A Reunion of Brothers

by Avondster
A black mist was before Faramir’s eyes, and in his dreams he walked through a dark vale in which no light would come. Many images came to his mind, and he saw his brother fall, pierced by many arrows, and heard his voice: “the world of Men will fall, and all will come to Darkness, and my City to ruin.” And Faramir wept as he heard this beloved voice speak these words, and fell into black despair.
Many other things he saw with his mind’s eye, that had always been keen in his dreams, but none of these gave him any hope. There was the Halfling he had so foolishly sent into his own death and doom; for his fair face was pale as death, and he was naked, tied, and surrounded by Orcs. The sound of a whip pierced his ears, and the Halfling’s cry of pain was also in his own heart. The image faded and Faramir wept once more.
He saw his City, the White City of Gondor that he and his brother had fought for, be attacked and changed into a burning ruin, while Orcs and other foul beasts dishonoured her and laughed at the fall of Men. Faramir could see his father standing amidst flames, holding aloft a great Stone that was filled with a black light, and a great flaming Eye looked out of it, looked down on him and he could hear a dark voice laughing in his mind and telling him that all was lost for him and his kind, and that he would do better to leave this world.
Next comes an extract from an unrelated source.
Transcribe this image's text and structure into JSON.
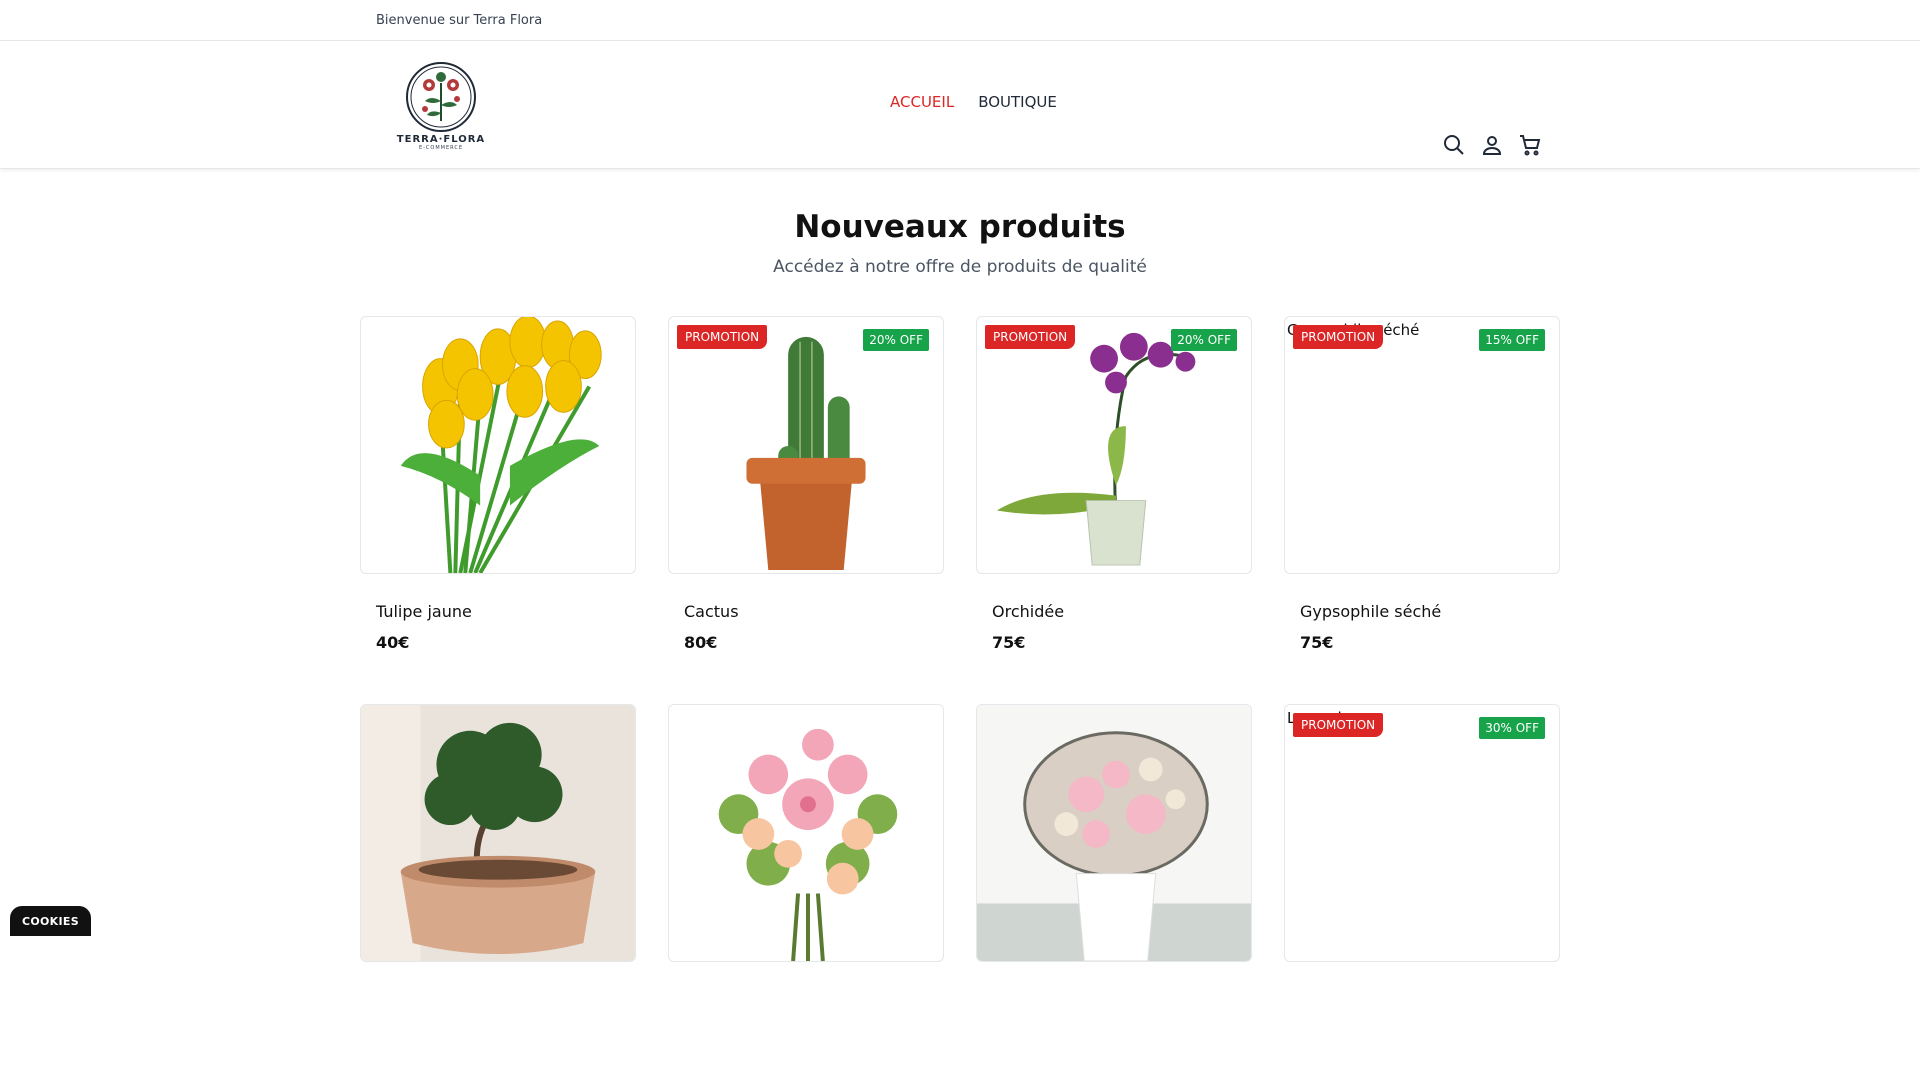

“Yes, I will go,” Faramir could hear himself say. “For all hope is ended.” And before his feet a great, black abyss opened, and he spread his arms to embrace his doom.

But then, suddenly, the mist cleared, though it did not disappear, and the young captain could hear a fair voice call his name: Faramir, Faramir!
Slowly Faramir pulled himself back from the edge of ruin and turned. A cloud of silver fog seemed to surround him, and when the fog was lifted there was a tall figure standing before him, and Faramir gasped in wonder and disbelief.

“Boromir!” he cried, for it was indeed his brother that stood before him, clad in the same clothes he had been wearing when Faramir last saw him in his fateful dream. But now his face was not so pale, and Boromir smiled at his brother, though sadness was in his eyes.

“Yes, Faramir, I am here. But now you can see me and hear me. I had feared so.”

“Feared? Why?” asked Faramir, taking a step towards him. His heart rejoiced as he looked upon the familiar face he had missed, and heard the comforting voice he had always relied on. “We are together once more, Boromir, and never will we be parted again!”

But Boromir shook his head. “Do you not see, Faramir? We have never been truly parted, for we are brothers, and nothing, not even the Shadow that looms over us, can break that bond. But you must not give in to despair, little brother. You must go back to where you belong. The City is not yet lost, nor is all hope, as you will see.”

“How can there be hope for the City when you are not there?” cried Faramir. “How can she keep hope, when her Son is taken from her?”

“Because her hope still lives in her other Son,” replied Boromir.

“No hope lives in me now,” said Faramir bitterly. “I will go with you.” He took another step towards his brother, reaching out his hand to him.

“Stay back, Faramir!” said Boromir in a booming voice, and for a moment he was once again the Captain of the Guard, stern and forbidding, and Faramir could do nothing but obey. His arm fell limply at his side, and tears came to his eyes.

Boromir’s expression softened, and he smiled again. “You must go back, Faramir. If only for me. You shall make my life worthy of remembrance, and give my deeds more honour and value, and set right that which I have done wrong. Then I shall truly rest in peace. Will you do that for me, my brother?”

Faramir’s tears were flowing freely now. “I will.”

A light was shining in Boromir’s eyes. “Then all is good. My City and my friends will not lose hope yet. Go now, Captain of Gondor, for the King is calling you.”

And indeed, Faramir could hear a voice in the distance, calling his name. It was faint at first, but it became clearer, and he felt a strong desire to follow it.

“The King?” he whispered.

“Yes, the King,” said Boromir. “But it is the King of the Living, and not the Dead, who is calling you. Go now to him, and serve him as I would have done, with valour and honour.”

Faramir turned once more to his brother, and bowed his head. “Is this our last goodbye then, Boromir my brother?”

“It is,” said Boromir. “For when we shall be reunited again one day, Faramir, it shall be for ever.”

Then Faramir smiled as well, and he turned towards the voice of the King, and the voices of his people who were crying out for him.

“Fare thee well, Son of Gondor,” said Boromir’s voice in his mind.

Suddenly Faramir stirred, and he opened his eyes, and he looked on Aragorn who bent over him; and a light of knowledge and love was kindled in his eyes, and he spoke softly: ‘My lord, you called me. I come. What does the king command?’